Noridian will repay $20 million up front and make annual payments of $5 million over five years, under the settlement, signed by Frosh and Hogan, a Republican who used the issue to hammer his gubernatorial opponent, then-Lt. Gov. Anthony Brown, a Democrat and the state's point man on health reform.
Frosh said the settlement gives taxpayers a fair deal and avoids potentially costly and lengthy litigation that likely wouldn't have brought in more money even with a higher judgment because of "constraints on the company's finances."
Noridian Mutual Insurance Company, Noridian Healthcare's parent company, also agreed to guarantee $40 million of the settlement. The North Dakota-based insurer fired its CEO last year after losing $80 million, $50 million of which was attributed to Noridian Healthcare.

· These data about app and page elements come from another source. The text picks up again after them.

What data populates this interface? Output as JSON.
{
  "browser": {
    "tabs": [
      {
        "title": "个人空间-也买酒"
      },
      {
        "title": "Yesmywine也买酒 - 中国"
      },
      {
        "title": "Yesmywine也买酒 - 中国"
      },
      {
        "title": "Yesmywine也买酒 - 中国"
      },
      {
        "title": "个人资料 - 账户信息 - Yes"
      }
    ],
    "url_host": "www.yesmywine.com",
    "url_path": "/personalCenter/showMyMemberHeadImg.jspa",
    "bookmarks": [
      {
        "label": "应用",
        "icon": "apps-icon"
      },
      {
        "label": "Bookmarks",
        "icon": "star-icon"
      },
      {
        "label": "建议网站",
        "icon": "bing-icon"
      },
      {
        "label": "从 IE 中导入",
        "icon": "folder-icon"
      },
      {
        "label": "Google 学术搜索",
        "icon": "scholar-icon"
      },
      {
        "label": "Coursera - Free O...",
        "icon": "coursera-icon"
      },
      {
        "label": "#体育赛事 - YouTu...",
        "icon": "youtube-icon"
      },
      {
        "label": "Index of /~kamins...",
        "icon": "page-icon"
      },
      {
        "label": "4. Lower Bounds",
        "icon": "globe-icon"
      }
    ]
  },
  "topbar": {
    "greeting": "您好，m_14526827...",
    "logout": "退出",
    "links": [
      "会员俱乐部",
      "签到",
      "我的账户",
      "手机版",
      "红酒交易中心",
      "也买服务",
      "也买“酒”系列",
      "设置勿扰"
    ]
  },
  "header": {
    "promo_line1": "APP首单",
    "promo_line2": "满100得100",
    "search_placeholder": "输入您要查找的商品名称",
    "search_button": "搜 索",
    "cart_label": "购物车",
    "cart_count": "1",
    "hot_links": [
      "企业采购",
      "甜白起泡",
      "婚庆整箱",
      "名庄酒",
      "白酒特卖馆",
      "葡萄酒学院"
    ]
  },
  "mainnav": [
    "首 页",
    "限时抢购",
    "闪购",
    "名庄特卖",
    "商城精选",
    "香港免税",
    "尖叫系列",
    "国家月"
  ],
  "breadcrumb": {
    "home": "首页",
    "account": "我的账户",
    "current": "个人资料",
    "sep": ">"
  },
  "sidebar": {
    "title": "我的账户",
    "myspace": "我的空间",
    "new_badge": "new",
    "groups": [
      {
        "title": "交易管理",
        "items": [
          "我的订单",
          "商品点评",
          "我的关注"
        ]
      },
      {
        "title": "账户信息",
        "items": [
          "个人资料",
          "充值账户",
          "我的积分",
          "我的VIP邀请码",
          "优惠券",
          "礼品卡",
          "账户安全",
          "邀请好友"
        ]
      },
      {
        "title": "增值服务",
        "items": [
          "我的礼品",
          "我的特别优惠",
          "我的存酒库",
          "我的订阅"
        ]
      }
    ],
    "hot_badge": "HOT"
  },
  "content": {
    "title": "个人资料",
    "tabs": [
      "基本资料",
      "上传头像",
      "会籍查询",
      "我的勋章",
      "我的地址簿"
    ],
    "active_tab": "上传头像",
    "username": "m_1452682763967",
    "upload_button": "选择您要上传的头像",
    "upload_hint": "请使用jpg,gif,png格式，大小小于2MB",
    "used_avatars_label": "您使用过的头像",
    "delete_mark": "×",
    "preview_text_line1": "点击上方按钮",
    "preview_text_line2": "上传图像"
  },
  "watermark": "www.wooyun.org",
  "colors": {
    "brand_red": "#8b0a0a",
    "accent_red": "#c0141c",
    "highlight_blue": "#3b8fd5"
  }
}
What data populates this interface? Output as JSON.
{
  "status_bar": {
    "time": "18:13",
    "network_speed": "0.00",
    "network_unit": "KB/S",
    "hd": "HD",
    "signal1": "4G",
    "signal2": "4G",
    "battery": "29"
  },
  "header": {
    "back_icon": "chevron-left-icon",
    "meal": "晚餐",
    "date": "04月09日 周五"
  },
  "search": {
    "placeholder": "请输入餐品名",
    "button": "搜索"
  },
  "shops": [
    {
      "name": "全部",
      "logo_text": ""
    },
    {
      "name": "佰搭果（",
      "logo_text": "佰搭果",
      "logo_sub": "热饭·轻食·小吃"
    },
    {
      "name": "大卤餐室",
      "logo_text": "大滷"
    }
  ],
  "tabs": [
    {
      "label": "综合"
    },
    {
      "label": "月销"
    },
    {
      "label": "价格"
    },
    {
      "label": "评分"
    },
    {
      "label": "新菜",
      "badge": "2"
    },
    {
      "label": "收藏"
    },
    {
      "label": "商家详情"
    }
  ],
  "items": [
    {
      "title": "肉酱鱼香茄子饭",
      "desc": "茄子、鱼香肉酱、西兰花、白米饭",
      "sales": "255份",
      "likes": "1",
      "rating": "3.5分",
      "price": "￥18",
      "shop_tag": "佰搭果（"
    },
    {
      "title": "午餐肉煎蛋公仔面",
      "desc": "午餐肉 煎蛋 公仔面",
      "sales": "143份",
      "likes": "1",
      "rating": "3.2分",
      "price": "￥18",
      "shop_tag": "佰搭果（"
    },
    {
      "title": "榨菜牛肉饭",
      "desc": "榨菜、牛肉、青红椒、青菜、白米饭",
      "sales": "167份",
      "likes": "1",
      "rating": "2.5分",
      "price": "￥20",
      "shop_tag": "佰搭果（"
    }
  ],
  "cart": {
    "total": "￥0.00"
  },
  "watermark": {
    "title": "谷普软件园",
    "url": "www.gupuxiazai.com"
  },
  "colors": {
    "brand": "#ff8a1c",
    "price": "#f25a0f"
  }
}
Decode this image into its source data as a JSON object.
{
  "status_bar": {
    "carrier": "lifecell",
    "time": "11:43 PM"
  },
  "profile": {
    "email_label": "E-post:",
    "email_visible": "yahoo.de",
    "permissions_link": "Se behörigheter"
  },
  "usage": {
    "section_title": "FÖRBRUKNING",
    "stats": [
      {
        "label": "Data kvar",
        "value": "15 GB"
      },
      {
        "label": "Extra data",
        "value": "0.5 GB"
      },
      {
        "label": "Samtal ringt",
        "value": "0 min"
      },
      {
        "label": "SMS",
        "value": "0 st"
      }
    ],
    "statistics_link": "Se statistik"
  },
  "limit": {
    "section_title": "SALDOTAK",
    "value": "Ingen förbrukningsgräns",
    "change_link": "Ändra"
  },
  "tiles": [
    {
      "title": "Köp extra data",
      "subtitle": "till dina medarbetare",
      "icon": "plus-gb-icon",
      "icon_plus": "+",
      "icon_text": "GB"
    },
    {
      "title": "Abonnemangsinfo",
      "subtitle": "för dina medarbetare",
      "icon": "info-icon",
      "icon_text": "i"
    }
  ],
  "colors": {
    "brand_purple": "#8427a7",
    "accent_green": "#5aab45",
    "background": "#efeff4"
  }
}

Of the other states that experienced technical difficulties, only Massachusetts appears to have publicly settled with a main contractor, paying the company, CGI, $35 million. Oregon, for example, remains in litigation with its main contractor and isn't likely to settle soon, according to David A. Friedman, associate professor of law at Willamette University College of Law in Salem, Ore.
Health Secretary Van T. Mitchell, who is also chairman of the exchange board of directors, recused himself from the vote and any settlement discussions with Noridian because he worked on behalf of the company as a lobbyist with Manis, Canning & Associates before being appointed this year by Hogan.
Carolyn Quattrocki, executive director of the exchange, said she was "very pleased to see the taxpayers recover the money spent on a system that didn't work."
She wouldn't comment on who else the state would pursue to recoup money. Officials from EngagePoint, a key subcontractor brought in by Noridian, didn't respond to a request for comment. IBM, whose software also was blamed for the troubles, still works with the state and had no comment.
Other critics of the exchange applauded the settlement.
"The bottom line is that obviously given the size of the settlement, Noridian realized that they didn't perform the way they were supposed to perform," said Rep. Andy Harris, a Baltimore County Republican who had called for a federal investigation into the mishaps at the exchange.
"Someone at the state was supposed to be overseeing Noridian. I still would like to know who was asleep at the switch," he said.
Rep. John K. Delaney, a Montgomery County Democrat who pushed to move to the federal exchange, said: "Our state's failure to manage this rollout — which cost our taxpayers tens of millions of dollars and prevented thousands of Marylanders from obtaining health insurance — was a painful lesson in government mismanagement and a national embarrassment."
Noel Isama, director of transparency and accountability with Common Cause Maryland, said the settlement doesn't address one problem that contributed to the collapse of the exchange: the lack of accountability in the procurement process, particularly when it comes to subcontractors.
The state legislature created a contracting system outside the state's normal process for the exchange, which then relied heavily on no-bid contracts to rebuild the website. Typically state contracts are reviewed and approved by the Board of Public Works, the exchange board was given freedom to award contracts without outside oversight.
"It is one of those things where I am glad some responsibility is being exercised," Isama said. "But at the end of the day for us, we have to make sure the citizens in Maryland are fully compensated for the debacle the exchange was. We want to make sure the settlement doesn't take the eye off the ball of the structural problems that that created this in the first place."